* Required action
Print the listing below again, exactly. Skip the pictures.

* Recorded information
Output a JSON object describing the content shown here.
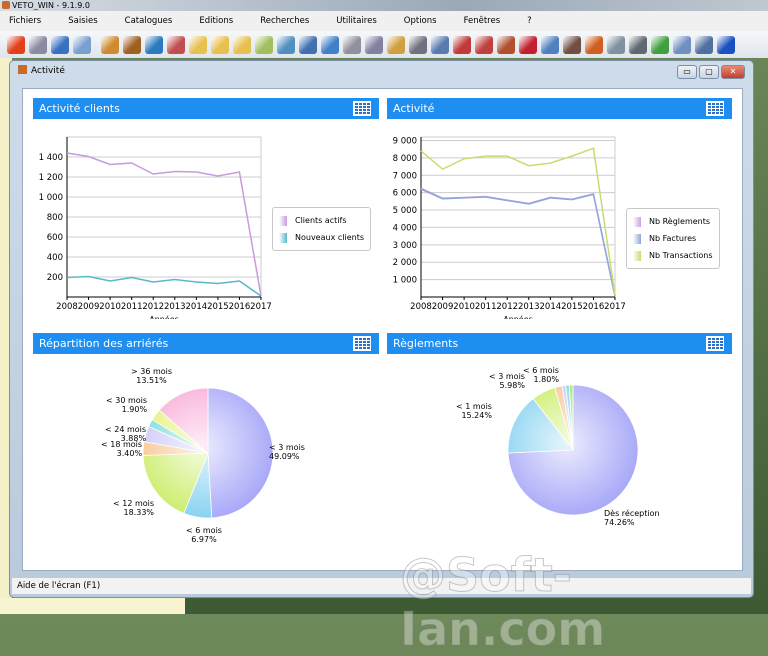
{
  "app": {
    "title": "VETO_WIN - 9.1.9.0"
  },
  "menu": [
    "Fichiers",
    "Saisies",
    "Catalogues",
    "Editions",
    "Recherches",
    "Utilitaires",
    "Options",
    "Fenêtres",
    "?"
  ],
  "toolbar_icons": [
    {
      "name": "power-icon",
      "color": "#e0401a"
    },
    {
      "name": "broom-icon",
      "color": "#8a8aa0"
    },
    {
      "name": "save-icon",
      "color": "#3a70c0"
    },
    {
      "name": "sync-icon",
      "color": "#7aa0d0"
    },
    {
      "name": "clients-icon",
      "color": "#d08a30"
    },
    {
      "name": "animal-icon",
      "color": "#a06020"
    },
    {
      "name": "globe-icon",
      "color": "#2a7ac0"
    },
    {
      "name": "books-icon",
      "color": "#c05050"
    },
    {
      "name": "folder-icon",
      "color": "#e8c050"
    },
    {
      "name": "folder-doc-icon",
      "color": "#e8c050"
    },
    {
      "name": "folder-edit-icon",
      "color": "#e8c050"
    },
    {
      "name": "folder-check-icon",
      "color": "#a0c060"
    },
    {
      "name": "network-icon",
      "color": "#5090c0"
    },
    {
      "name": "hierarchy-icon",
      "color": "#4070b0"
    },
    {
      "name": "computer-icon",
      "color": "#4080c8"
    },
    {
      "name": "print-doc-icon",
      "color": "#9090a0"
    },
    {
      "name": "scanner-icon",
      "color": "#8080a0"
    },
    {
      "name": "key-icon",
      "color": "#d0a040"
    },
    {
      "name": "printer-icon",
      "color": "#707080"
    },
    {
      "name": "report-icon",
      "color": "#5a7ab0"
    },
    {
      "name": "stats-icon",
      "color": "#c03a3a"
    },
    {
      "name": "register-icon",
      "color": "#c04040"
    },
    {
      "name": "chart-bar-icon",
      "color": "#b05030"
    },
    {
      "name": "heart-icon",
      "color": "#c02030"
    },
    {
      "name": "book-icon",
      "color": "#5080c0"
    },
    {
      "name": "users-icon",
      "color": "#705040"
    },
    {
      "name": "home-icon",
      "color": "#d06020"
    },
    {
      "name": "team-icon",
      "color": "#8090a0"
    },
    {
      "name": "text-icon",
      "color": "#606870"
    },
    {
      "name": "mail-icon",
      "color": "#40a040"
    },
    {
      "name": "phone-icon",
      "color": "#7090c0"
    },
    {
      "name": "calendar-icon",
      "color": "#5070a0"
    },
    {
      "name": "help-icon",
      "color": "#1a50c0"
    }
  ],
  "window": {
    "title": "Activité",
    "minimize": "▭",
    "restore": "▢",
    "close": "✕"
  },
  "panels": {
    "clients": "Activité clients",
    "activite": "Activité",
    "arrieres": "Répartition des arriérés",
    "reglements": "Règlements"
  },
  "status": {
    "help": "Aide de l'écran (F1)"
  },
  "watermark": "@Soft-Ian.com",
  "chart_data": [
    {
      "type": "line",
      "title": "Activité clients",
      "xlabel": "Années",
      "ylabel": "",
      "ylim": [
        0,
        1600
      ],
      "x": [
        "2008",
        "2009",
        "2010",
        "2011",
        "2012",
        "2013",
        "2014",
        "2015",
        "2016",
        "2017"
      ],
      "yticks": [
        200,
        400,
        600,
        800,
        1000,
        1200,
        1400
      ],
      "ytick_labels": [
        "200",
        "400",
        "600",
        "800",
        "1 000",
        "1 200",
        "1 400"
      ],
      "series": [
        {
          "name": "Clients actifs",
          "color": "#c89ae0",
          "values": [
            1440,
            1405,
            1325,
            1340,
            1230,
            1255,
            1250,
            1210,
            1250,
            10
          ]
        },
        {
          "name": "Nouveaux clients",
          "color": "#58b8c8",
          "values": [
            195,
            205,
            160,
            195,
            150,
            175,
            150,
            135,
            160,
            10
          ]
        }
      ],
      "legend": "right",
      "grid": true
    },
    {
      "type": "line",
      "title": "Activité",
      "xlabel": "Années",
      "ylabel": "",
      "ylim": [
        0,
        9200
      ],
      "x": [
        "2008",
        "2009",
        "2010",
        "2011",
        "2012",
        "2013",
        "2014",
        "2015",
        "2016",
        "2017"
      ],
      "yticks": [
        1000,
        2000,
        3000,
        4000,
        5000,
        6000,
        7000,
        8000,
        9000
      ],
      "ytick_labels": [
        "1 000",
        "2 000",
        "3 000",
        "4 000",
        "5 000",
        "6 000",
        "7 000",
        "8 000",
        "9 000"
      ],
      "series": [
        {
          "name": "Nb Règlements",
          "color": "#c8a0e8",
          "values": [
            6250,
            5680,
            5720,
            5780,
            5570,
            5380,
            5730,
            5620,
            5930,
            60
          ]
        },
        {
          "name": "Nb Factures",
          "color": "#8aa8d8",
          "values": [
            6200,
            5650,
            5700,
            5750,
            5550,
            5350,
            5700,
            5600,
            5900,
            50
          ]
        },
        {
          "name": "Nb Transactions",
          "color": "#c8dc70",
          "values": [
            8400,
            7350,
            7950,
            8100,
            8100,
            7550,
            7700,
            8100,
            8550,
            100
          ]
        }
      ],
      "legend": "right",
      "grid": true
    },
    {
      "type": "pie",
      "title": "Répartition des arriérés",
      "slices": [
        {
          "label": "< 3 mois",
          "pct": "49.09%",
          "value": 49.09,
          "color": "#a4a4f8"
        },
        {
          "label": "< 6 mois",
          "pct": "6.97%",
          "value": 6.97,
          "color": "#80d0f0"
        },
        {
          "label": "< 12 mois",
          "pct": "18.33%",
          "value": 18.33,
          "color": "#c8ec60"
        },
        {
          "label": "< 18 mois",
          "pct": "3.40%",
          "value": 3.4,
          "color": "#f8c088"
        },
        {
          "label": "< 24 mois",
          "pct": "3.88%",
          "value": 3.88,
          "color": "#c8c4f8"
        },
        {
          "label": "< 30 mois",
          "pct": "1.90%",
          "value": 1.9,
          "color": "#70d8d8"
        },
        {
          "value": 2.92,
          "color": "#e4f070"
        },
        {
          "label": "> 36 mois",
          "pct": "13.51%",
          "value": 13.51,
          "color": "#f8a8d4"
        }
      ]
    },
    {
      "type": "pie",
      "title": "Règlements",
      "slices": [
        {
          "label": "Dès réception",
          "pct": "74.26%",
          "value": 74.26,
          "color": "#a4a4f8"
        },
        {
          "label": "< 1 mois",
          "pct": "15.24%",
          "value": 15.24,
          "color": "#80d0f0"
        },
        {
          "label": "< 3 mois",
          "pct": "5.98%",
          "value": 5.98,
          "color": "#c8ec60"
        },
        {
          "label": "< 6 mois",
          "pct": "1.80%",
          "value": 1.8,
          "color": "#f8c088"
        },
        {
          "value": 0.9,
          "color": "#c8c4f8"
        },
        {
          "value": 0.9,
          "color": "#70d8d8"
        },
        {
          "value": 0.92,
          "color": "#a0e070"
        }
      ]
    }
  ]
}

* Exercise response
Output a JSON object describing the content shown here.
{
  "app": {
    "title": "VETO_WIN - 9.1.9.0"
  },
  "menu": [
    "Fichiers",
    "Saisies",
    "Catalogues",
    "Editions",
    "Recherches",
    "Utilitaires",
    "Options",
    "Fenêtres",
    "?"
  ],
  "toolbar_icons": [
    {
      "name": "power-icon",
      "color": "#e0401a"
    },
    {
      "name": "broom-icon",
      "color": "#8a8aa0"
    },
    {
      "name": "save-icon",
      "color": "#3a70c0"
    },
    {
      "name": "sync-icon",
      "color": "#7aa0d0"
    },
    {
      "name": "clients-icon",
      "color": "#d08a30"
    },
    {
      "name": "animal-icon",
      "color": "#a06020"
    },
    {
      "name": "globe-icon",
      "color": "#2a7ac0"
    },
    {
      "name": "books-icon",
      "color": "#c05050"
    },
    {
      "name": "folder-icon",
      "color": "#e8c050"
    },
    {
      "name": "folder-doc-icon",
      "color": "#e8c050"
    },
    {
      "name": "folder-edit-icon",
      "color": "#e8c050"
    },
    {
      "name": "folder-check-icon",
      "color": "#a0c060"
    },
    {
      "name": "network-icon",
      "color": "#5090c0"
    },
    {
      "name": "hierarchy-icon",
      "color": "#4070b0"
    },
    {
      "name": "computer-icon",
      "color": "#4080c8"
    },
    {
      "name": "print-doc-icon",
      "color": "#9090a0"
    },
    {
      "name": "scanner-icon",
      "color": "#8080a0"
    },
    {
      "name": "key-icon",
      "color": "#d0a040"
    },
    {
      "name": "printer-icon",
      "color": "#707080"
    },
    {
      "name": "report-icon",
      "color": "#5a7ab0"
    },
    {
      "name": "stats-icon",
      "color": "#c03a3a"
    },
    {
      "name": "register-icon",
      "color": "#c04040"
    },
    {
      "name": "chart-bar-icon",
      "color": "#b05030"
    },
    {
      "name": "heart-icon",
      "color": "#c02030"
    },
    {
      "name": "book-icon",
      "color": "#5080c0"
    },
    {
      "name": "users-icon",
      "color": "#705040"
    },
    {
      "name": "home-icon",
      "color": "#d06020"
    },
    {
      "name": "team-icon",
      "color": "#8090a0"
    },
    {
      "name": "text-icon",
      "color": "#606870"
    },
    {
      "name": "mail-icon",
      "color": "#40a040"
    },
    {
      "name": "phone-icon",
      "color": "#7090c0"
    },
    {
      "name": "calendar-icon",
      "color": "#5070a0"
    },
    {
      "name": "help-icon",
      "color": "#1a50c0"
    }
  ],
  "window": {
    "title": "Activité",
    "minimize": "▭",
    "restore": "▢",
    "close": "✕"
  },
  "panels": {
    "clients": "Activité clients",
    "activite": "Activité",
    "arrieres": "Répartition des arriérés",
    "reglements": "Règlements"
  },
  "status": {
    "help": "Aide de l'écran (F1)"
  },
  "watermark": "@Soft-Ian.com",
  "chart_data": [
    {
      "type": "line",
      "title": "Activité clients",
      "xlabel": "Années",
      "ylabel": "",
      "ylim": [
        0,
        1600
      ],
      "x": [
        "2008",
        "2009",
        "2010",
        "2011",
        "2012",
        "2013",
        "2014",
        "2015",
        "2016",
        "2017"
      ],
      "yticks": [
        200,
        400,
        600,
        800,
        1000,
        1200,
        1400
      ],
      "ytick_labels": [
        "200",
        "400",
        "600",
        "800",
        "1 000",
        "1 200",
        "1 400"
      ],
      "series": [
        {
          "name": "Clients actifs",
          "color": "#c89ae0",
          "values": [
            1440,
            1405,
            1325,
            1340,
            1230,
            1255,
            1250,
            1210,
            1250,
            10
          ]
        },
        {
          "name": "Nouveaux clients",
          "color": "#58b8c8",
          "values": [
            195,
            205,
            160,
            195,
            150,
            175,
            150,
            135,
            160,
            10
          ]
        }
      ],
      "legend": "right",
      "grid": true
    },
    {
      "type": "line",
      "title": "Activité",
      "xlabel": "Années",
      "ylabel": "",
      "ylim": [
        0,
        9200
      ],
      "x": [
        "2008",
        "2009",
        "2010",
        "2011",
        "2012",
        "2013",
        "2014",
        "2015",
        "2016",
        "2017"
      ],
      "yticks": [
        1000,
        2000,
        3000,
        4000,
        5000,
        6000,
        7000,
        8000,
        9000
      ],
      "ytick_labels": [
        "1 000",
        "2 000",
        "3 000",
        "4 000",
        "5 000",
        "6 000",
        "7 000",
        "8 000",
        "9 000"
      ],
      "series": [
        {
          "name": "Nb Règlements",
          "color": "#c8a0e8",
          "values": [
            6250,
            5680,
            5720,
            5780,
            5570,
            5380,
            5730,
            5620,
            5930,
            60
          ]
        },
        {
          "name": "Nb Factures",
          "color": "#8aa8d8",
          "values": [
            6200,
            5650,
            5700,
            5750,
            5550,
            5350,
            5700,
            5600,
            5900,
            50
          ]
        },
        {
          "name": "Nb Transactions",
          "color": "#c8dc70",
          "values": [
            8400,
            7350,
            7950,
            8100,
            8100,
            7550,
            7700,
            8100,
            8550,
            100
          ]
        }
      ],
      "legend": "right",
      "grid": true
    },
    {
      "type": "pie",
      "title": "Répartition des arriérés",
      "slices": [
        {
          "label": "< 3 mois",
          "pct": "49.09%",
          "value": 49.09,
          "color": "#a4a4f8"
        },
        {
          "label": "< 6 mois",
          "pct": "6.97%",
          "value": 6.97,
          "color": "#80d0f0"
        },
        {
          "label": "< 12 mois",
          "pct": "18.33%",
          "value": 18.33,
          "color": "#c8ec60"
        },
        {
          "label": "< 18 mois",
          "pct": "3.40%",
          "value": 3.4,
          "color": "#f8c088"
        },
        {
          "label": "< 24 mois",
          "pct": "3.88%",
          "value": 3.88,
          "color": "#c8c4f8"
        },
        {
          "label": "< 30 mois",
          "pct": "1.90%",
          "value": 1.9,
          "color": "#70d8d8"
        },
        {
          "value": 2.92,
          "color": "#e4f070"
        },
        {
          "label": "> 36 mois",
          "pct": "13.51%",
          "value": 13.51,
          "color": "#f8a8d4"
        }
      ]
    },
    {
      "type": "pie",
      "title": "Règlements",
      "slices": [
        {
          "label": "Dès réception",
          "pct": "74.26%",
          "value": 74.26,
          "color": "#a4a4f8"
        },
        {
          "label": "< 1 mois",
          "pct": "15.24%",
          "value": 15.24,
          "color": "#80d0f0"
        },
        {
          "label": "< 3 mois",
          "pct": "5.98%",
          "value": 5.98,
          "color": "#c8ec60"
        },
        {
          "label": "< 6 mois",
          "pct": "1.80%",
          "value": 1.8,
          "color": "#f8c088"
        },
        {
          "value": 0.9,
          "color": "#c8c4f8"
        },
        {
          "value": 0.9,
          "color": "#70d8d8"
        },
        {
          "value": 0.92,
          "color": "#a0e070"
        }
      ]
    }
  ]
}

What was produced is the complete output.